At schools, students are not just learning robotics, they are learning from robots. Nao, who works at Crosscoop Singapore, was tested at MY World Preschool in Bukit Panjang where it taught children through dance.
My First Skool Jurong Point was part of a six-month trial in which Pepper, a humanoid robot developed by Japanese corporation Softbank Robotics, taught the preschool’s six-year-olds. Using interactive activities such as stories, memory games, songs and dances, Pepper assisted the teachers in making lessons effective and fun.
Little ones are not the only beneficiaries of robot teachers. In 2014, Lions Befrienders Senior Activity Centre at Mei Ling Street became the first to test out RoboCoach. The human-sized social robot developed by Ngee Ann Polytechnic (NP) students led the elderly in exercises using motion sensing technology. Since then, more RoboCoaches have been built and sent to work as companion bots.
Apart from being able to work longer than humans, robots can go where it is unsafe for humans to. This makes them eminently suitable for dangerous jobs. In 2018, the Singapore Civil Defence Force (SCDF) unveiled a new portable emergency responder robot, the Red Rhino Robot or 3R. 3R has autonomous firefighting capabilities and is set to work in teams with three other human firefighters. Also introduced was a Life Detection Robot which can help rescuers detect human life in urban search and rescue missions.
In July 2015, a swan-like GPS-guided robot drew much attention when it was introduced. Designed to blend in with its surroundings, the robot can take critical water quality measurements and transmit the results to researchers wirelessly. Because it is guided by GPS, the robot will not check the same area twice, making it highly efficient.

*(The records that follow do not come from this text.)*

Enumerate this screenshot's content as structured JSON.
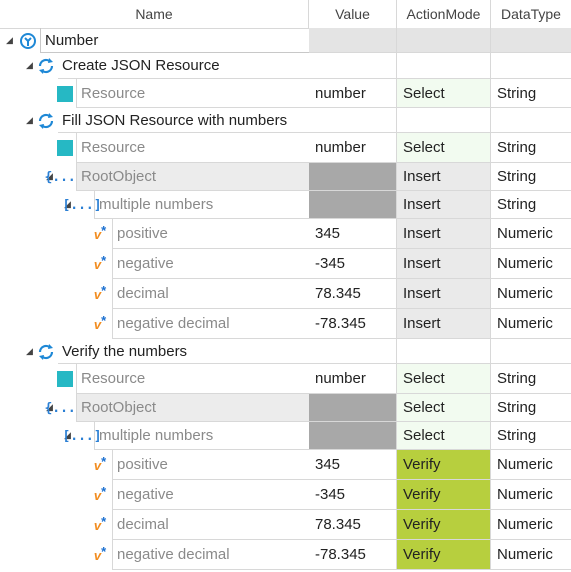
{
  "columns": {
    "name": "Name",
    "value": "Value",
    "action": "ActionMode",
    "type": "DataType"
  },
  "colors": {
    "verify": "#b7cf3e",
    "select_light": "#f2fbf0",
    "insert_bg": "#eaeaea",
    "empty_gray": "#a8a8a8",
    "header_gray": "#e4e4e4",
    "teal": "#26b8c4"
  },
  "rows": [
    {
      "kind": "root",
      "name": "Number",
      "value": "",
      "action": "",
      "type": ""
    },
    {
      "kind": "module",
      "name": "Create JSON Resource",
      "value": "",
      "action": "",
      "type": ""
    },
    {
      "kind": "resource",
      "name": "Resource",
      "value": "number",
      "action": "Select",
      "type": "String"
    },
    {
      "kind": "module",
      "name": "Fill JSON Resource with numbers",
      "value": "",
      "action": "",
      "type": ""
    },
    {
      "kind": "resource",
      "name": "Resource",
      "value": "number",
      "action": "Select",
      "type": "String"
    },
    {
      "kind": "object",
      "name": "RootObject",
      "value": "",
      "action": "Insert",
      "type": "String"
    },
    {
      "kind": "array",
      "name": "multiple numbers",
      "value": "",
      "action": "Insert",
      "type": "String"
    },
    {
      "kind": "var",
      "name": "positive",
      "value": "345",
      "action": "Insert",
      "type": "Numeric"
    },
    {
      "kind": "var",
      "name": "negative",
      "value": "-345",
      "action": "Insert",
      "type": "Numeric"
    },
    {
      "kind": "var",
      "name": "decimal",
      "value": "78.345",
      "action": "Insert",
      "type": "Numeric"
    },
    {
      "kind": "var",
      "name": "negative decimal",
      "value": "-78.345",
      "action": "Insert",
      "type": "Numeric"
    },
    {
      "kind": "module",
      "name": "Verify the numbers",
      "value": "",
      "action": "",
      "type": ""
    },
    {
      "kind": "resource",
      "name": "Resource",
      "value": "number",
      "action": "Select",
      "type": "String"
    },
    {
      "kind": "object",
      "name": "RootObject",
      "value": "",
      "action": "Select",
      "type": "String"
    },
    {
      "kind": "array",
      "name": "multiple numbers",
      "value": "",
      "action": "Select",
      "type": "String"
    },
    {
      "kind": "var",
      "name": "positive",
      "value": "345",
      "action": "Verify",
      "type": "Numeric"
    },
    {
      "kind": "var",
      "name": "negative",
      "value": "-345",
      "action": "Verify",
      "type": "Numeric"
    },
    {
      "kind": "var",
      "name": "decimal",
      "value": "78.345",
      "action": "Verify",
      "type": "Numeric"
    },
    {
      "kind": "var",
      "name": "negative decimal",
      "value": "-78.345",
      "action": "Verify",
      "type": "Numeric"
    }
  ]
}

Most may not think about it but Singapore already has robots in many homes in the form of robot vacuum cleaners. The robots powered by Artificial Intelligence (AI) are part of a slew of consumer robots that include lawn mowers and pool cleaners. Nearly 100 million of these are expected to be shipped worldwide between 2015 and 2020 according to market intelligence firm Tratica.